## YOUR INSTRUCTIONS
In the listing below, find each line containing "JSON" and report it.

## LISTED RECORDS
::::::
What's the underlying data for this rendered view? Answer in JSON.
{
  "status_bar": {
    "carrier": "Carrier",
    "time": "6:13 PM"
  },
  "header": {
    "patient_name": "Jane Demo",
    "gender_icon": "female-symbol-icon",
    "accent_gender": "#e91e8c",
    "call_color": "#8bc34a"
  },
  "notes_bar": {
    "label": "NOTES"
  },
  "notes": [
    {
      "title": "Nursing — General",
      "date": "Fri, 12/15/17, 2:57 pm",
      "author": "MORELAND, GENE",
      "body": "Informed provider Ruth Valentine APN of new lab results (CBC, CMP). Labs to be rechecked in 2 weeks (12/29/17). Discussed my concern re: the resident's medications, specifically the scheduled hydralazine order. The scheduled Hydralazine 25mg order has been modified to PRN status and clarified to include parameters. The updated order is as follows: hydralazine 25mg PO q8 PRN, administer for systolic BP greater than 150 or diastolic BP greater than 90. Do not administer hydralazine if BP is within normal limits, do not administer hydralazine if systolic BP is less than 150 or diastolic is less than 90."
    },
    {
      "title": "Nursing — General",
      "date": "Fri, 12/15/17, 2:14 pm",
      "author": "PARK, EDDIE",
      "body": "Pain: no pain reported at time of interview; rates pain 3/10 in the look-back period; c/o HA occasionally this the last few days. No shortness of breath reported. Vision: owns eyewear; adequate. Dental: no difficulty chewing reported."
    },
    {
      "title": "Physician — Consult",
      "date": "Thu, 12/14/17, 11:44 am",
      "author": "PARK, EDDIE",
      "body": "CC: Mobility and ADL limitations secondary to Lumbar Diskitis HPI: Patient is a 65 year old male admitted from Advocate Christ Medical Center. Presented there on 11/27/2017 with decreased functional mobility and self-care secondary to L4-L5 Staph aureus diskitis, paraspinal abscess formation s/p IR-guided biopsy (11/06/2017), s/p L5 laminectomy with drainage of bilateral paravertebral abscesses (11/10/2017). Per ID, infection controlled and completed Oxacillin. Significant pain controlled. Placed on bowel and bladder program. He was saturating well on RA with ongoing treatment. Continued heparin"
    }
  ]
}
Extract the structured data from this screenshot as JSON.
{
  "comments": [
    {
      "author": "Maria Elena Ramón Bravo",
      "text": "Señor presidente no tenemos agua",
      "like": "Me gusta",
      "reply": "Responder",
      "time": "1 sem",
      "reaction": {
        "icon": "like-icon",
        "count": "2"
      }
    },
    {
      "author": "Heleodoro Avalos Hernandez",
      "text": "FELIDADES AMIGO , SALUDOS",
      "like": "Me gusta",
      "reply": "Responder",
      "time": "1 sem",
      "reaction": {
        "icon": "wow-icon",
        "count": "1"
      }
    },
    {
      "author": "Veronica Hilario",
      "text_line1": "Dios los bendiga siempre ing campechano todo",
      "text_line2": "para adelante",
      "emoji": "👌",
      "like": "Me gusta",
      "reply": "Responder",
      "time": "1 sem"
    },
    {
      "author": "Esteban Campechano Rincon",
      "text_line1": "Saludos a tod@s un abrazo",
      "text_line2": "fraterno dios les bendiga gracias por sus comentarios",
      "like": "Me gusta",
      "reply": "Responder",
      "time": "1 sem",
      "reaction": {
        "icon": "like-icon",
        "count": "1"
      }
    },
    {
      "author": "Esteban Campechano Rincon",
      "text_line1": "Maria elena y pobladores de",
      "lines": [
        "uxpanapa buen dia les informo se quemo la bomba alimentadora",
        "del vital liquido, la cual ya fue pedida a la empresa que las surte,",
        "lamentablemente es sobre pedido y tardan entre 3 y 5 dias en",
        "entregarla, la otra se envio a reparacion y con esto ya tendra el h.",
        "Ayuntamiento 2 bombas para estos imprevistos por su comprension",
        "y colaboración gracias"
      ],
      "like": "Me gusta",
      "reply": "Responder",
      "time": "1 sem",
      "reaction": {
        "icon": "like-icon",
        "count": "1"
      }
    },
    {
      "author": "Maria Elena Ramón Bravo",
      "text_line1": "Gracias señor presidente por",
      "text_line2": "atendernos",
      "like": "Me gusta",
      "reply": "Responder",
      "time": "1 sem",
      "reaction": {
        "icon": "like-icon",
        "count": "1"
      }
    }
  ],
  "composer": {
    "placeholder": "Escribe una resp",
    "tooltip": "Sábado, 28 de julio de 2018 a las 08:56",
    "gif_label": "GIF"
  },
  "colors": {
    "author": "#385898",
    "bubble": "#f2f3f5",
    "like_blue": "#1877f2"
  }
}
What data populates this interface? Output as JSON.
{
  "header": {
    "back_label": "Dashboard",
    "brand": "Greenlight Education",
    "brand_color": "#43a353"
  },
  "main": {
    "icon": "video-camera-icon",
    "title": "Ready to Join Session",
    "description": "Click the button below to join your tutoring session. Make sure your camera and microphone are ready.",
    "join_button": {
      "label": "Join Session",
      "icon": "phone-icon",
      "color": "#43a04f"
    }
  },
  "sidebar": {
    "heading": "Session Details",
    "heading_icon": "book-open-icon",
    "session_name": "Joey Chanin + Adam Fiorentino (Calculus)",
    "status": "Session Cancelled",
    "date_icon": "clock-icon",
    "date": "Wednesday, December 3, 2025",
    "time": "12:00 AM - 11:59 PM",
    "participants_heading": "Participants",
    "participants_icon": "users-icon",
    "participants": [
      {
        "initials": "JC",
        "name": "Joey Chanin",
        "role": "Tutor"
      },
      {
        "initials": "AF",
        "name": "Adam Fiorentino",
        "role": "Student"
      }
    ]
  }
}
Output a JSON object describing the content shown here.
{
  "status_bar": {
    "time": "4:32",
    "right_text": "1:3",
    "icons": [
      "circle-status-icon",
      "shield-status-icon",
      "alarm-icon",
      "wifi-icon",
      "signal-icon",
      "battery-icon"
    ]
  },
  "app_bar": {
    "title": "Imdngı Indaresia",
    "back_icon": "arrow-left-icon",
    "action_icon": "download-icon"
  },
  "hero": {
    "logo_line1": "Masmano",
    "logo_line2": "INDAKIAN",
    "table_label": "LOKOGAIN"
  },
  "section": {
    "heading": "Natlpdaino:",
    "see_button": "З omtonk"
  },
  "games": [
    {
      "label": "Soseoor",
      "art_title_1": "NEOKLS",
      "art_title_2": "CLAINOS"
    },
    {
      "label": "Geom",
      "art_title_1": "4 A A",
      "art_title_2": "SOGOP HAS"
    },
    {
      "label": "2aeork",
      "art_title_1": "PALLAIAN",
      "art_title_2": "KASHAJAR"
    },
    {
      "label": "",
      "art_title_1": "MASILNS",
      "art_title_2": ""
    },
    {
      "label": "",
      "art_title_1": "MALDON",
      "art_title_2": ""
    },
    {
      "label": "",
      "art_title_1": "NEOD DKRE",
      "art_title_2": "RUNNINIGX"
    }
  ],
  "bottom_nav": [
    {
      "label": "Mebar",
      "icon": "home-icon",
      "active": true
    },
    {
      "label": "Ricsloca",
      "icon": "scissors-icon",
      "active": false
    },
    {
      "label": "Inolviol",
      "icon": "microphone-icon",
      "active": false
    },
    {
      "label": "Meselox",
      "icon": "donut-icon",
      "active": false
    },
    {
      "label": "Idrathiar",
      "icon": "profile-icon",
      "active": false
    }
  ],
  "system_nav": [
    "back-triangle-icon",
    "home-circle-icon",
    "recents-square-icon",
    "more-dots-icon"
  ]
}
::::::
## RESPONSE TO THIS TASK
What's the underlying data for this rendered view? Answer in JSON.
Extract the structured data from this screenshot as JSON.
What data populates this interface? Output as JSON.
Output a JSON object describing the content shown here.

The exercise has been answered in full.